A flexitarian diet might support a weight loss process. This happens because there is a decrease in processed, high-calorie foods and an increase in vegetables, fruits and whole foods. "With a well-planned flexitarian diet, it is possible to get all the nutritional requirements while keeping the cholesterol and saturated fats low", Charlotte concludes.

What food should you eat MORE when on a flexitarian diet?

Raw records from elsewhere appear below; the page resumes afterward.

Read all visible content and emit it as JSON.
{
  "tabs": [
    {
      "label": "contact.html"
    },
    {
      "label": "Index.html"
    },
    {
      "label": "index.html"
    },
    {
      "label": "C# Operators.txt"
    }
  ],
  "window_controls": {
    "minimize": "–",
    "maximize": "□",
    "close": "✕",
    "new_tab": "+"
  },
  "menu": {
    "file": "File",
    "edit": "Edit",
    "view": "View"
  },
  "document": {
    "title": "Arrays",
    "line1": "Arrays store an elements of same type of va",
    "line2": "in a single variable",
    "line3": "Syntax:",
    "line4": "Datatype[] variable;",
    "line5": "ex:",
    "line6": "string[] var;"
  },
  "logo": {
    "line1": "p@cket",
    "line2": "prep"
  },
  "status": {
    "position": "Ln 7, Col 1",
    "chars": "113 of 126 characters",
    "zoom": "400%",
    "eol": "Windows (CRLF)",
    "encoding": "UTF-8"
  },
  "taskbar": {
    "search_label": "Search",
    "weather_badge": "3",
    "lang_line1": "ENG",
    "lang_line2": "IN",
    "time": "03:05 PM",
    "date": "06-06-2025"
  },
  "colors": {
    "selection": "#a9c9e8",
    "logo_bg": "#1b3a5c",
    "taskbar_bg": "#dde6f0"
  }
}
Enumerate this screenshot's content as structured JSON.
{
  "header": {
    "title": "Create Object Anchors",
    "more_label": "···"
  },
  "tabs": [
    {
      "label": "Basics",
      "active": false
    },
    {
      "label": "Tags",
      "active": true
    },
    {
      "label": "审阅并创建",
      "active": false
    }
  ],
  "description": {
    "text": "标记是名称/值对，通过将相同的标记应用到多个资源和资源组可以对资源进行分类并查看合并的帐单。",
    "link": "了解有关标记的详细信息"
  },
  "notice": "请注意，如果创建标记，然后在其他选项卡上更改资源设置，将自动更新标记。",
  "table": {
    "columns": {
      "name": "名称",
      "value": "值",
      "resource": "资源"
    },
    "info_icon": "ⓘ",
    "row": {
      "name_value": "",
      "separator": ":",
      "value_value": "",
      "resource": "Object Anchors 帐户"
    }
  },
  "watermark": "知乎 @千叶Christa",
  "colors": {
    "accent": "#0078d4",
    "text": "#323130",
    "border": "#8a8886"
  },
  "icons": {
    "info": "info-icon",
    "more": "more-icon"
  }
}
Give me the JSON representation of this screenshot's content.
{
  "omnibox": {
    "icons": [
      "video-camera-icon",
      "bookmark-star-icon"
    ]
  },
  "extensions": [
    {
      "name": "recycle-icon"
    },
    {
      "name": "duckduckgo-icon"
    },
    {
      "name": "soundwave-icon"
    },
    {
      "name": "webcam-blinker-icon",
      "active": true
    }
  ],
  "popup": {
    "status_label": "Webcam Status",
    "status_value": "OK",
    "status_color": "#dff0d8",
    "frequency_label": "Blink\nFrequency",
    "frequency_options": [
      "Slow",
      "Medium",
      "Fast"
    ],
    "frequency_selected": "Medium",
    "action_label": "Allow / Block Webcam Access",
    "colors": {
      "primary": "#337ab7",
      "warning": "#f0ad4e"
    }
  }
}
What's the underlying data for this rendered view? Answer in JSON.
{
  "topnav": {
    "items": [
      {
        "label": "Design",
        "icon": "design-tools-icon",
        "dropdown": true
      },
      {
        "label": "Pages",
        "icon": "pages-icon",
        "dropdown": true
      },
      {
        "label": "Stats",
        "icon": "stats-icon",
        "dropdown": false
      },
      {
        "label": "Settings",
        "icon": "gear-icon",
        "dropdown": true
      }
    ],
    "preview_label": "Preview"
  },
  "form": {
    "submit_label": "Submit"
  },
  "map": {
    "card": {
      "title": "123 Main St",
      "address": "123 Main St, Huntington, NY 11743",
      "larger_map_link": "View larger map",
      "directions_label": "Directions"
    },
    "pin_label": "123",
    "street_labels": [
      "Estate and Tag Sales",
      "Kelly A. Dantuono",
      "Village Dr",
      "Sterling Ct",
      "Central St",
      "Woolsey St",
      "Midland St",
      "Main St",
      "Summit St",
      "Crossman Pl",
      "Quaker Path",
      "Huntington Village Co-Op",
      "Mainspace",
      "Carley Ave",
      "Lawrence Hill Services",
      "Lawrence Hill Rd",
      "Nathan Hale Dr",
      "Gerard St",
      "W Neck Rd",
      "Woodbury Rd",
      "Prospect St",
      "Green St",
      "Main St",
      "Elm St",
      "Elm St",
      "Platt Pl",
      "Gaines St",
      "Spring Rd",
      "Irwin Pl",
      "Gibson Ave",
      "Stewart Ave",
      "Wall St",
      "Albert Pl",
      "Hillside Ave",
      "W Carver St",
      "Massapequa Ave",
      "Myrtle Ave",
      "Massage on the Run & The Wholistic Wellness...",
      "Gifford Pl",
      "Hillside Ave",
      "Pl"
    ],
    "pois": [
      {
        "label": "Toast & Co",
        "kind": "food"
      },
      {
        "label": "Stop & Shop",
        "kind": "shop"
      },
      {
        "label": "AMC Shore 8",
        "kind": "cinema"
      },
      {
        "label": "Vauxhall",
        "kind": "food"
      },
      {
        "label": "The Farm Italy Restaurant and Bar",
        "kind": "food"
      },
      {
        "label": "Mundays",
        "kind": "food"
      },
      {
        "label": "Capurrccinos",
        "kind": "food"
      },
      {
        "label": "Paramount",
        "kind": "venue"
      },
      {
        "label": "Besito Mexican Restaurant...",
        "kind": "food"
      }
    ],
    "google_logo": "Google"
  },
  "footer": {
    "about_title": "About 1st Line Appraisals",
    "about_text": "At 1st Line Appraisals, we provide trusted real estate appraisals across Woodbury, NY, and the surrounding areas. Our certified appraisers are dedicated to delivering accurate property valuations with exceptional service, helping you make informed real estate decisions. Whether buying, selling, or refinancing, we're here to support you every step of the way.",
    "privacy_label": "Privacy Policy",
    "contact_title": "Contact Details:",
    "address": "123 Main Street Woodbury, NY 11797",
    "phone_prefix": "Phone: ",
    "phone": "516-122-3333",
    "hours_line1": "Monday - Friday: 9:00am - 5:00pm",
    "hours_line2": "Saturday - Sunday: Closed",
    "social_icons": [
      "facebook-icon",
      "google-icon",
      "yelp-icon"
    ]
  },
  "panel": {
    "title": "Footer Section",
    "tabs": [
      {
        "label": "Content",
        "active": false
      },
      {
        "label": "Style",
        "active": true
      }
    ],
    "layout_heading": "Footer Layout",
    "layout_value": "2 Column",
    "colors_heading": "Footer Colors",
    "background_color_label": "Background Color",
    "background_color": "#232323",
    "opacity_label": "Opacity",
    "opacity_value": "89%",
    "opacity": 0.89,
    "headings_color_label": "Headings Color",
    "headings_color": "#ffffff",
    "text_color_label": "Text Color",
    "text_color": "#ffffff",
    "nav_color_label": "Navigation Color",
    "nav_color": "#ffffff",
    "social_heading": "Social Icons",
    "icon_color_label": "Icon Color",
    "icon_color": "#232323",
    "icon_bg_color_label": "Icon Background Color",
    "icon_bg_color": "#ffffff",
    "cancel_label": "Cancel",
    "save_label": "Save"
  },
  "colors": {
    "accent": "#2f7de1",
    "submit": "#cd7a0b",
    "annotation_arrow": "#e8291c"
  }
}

  • Legumes such as lentils, peas, chickpeas and beans are a great source of carbohydrates, protein and fibre.
  • Wholegrain foods, including barley, brown rice, buckwheat oatmeal etc. 
  • Starchy foods are also a good option in moderate quantities. Potatoes shouldn't be shunned from the diet completely as they have a range of health benefits, especially sweet potatoes
  • Fruits and vegetables are an obvious choice for flexitarians but make sure not to include loads of non-fibrous fruits in the diet as they may spike insulin levels.
  • Nuts and seeds are a great source of protein and healthy fats

What food should you eat LESS when on a flexitarian diet?

  • Processed meats are to be avoided in every type of diet as they may contain additives and most usually these products are also saturated with sugars/salt too
  • Refined carbs tend to be digested quickly when consumed causing a spike in blood insulin levels. For the same reason, refined carbs will make people hungry sooner than fibrous food that takes longer to digest
  • Added sugar is bad. Full stop.
  • Fast food might be a convenient but it is also usually over-portioned, high in bad fats, has loads of salt in it and it generally contains little to no micronutrients
Matt Kollat
Matt Kollat

Matt is a fitness fanatic (a.k.a. fitness and nutrition writer) who's been rambling on about all things health and fitness for over two years now here at T3. His achievements include a short-lived fitness podcast called Fit Mentality Podcast and being a judge on the Fit&Well Awards 2021. In his free time, he works out at home, runs, cycles and loves a good ol' walk around the city. He writes about general fitness stuff, fitness tech, workouts, workout gear/equipment, nutrition and much, much more.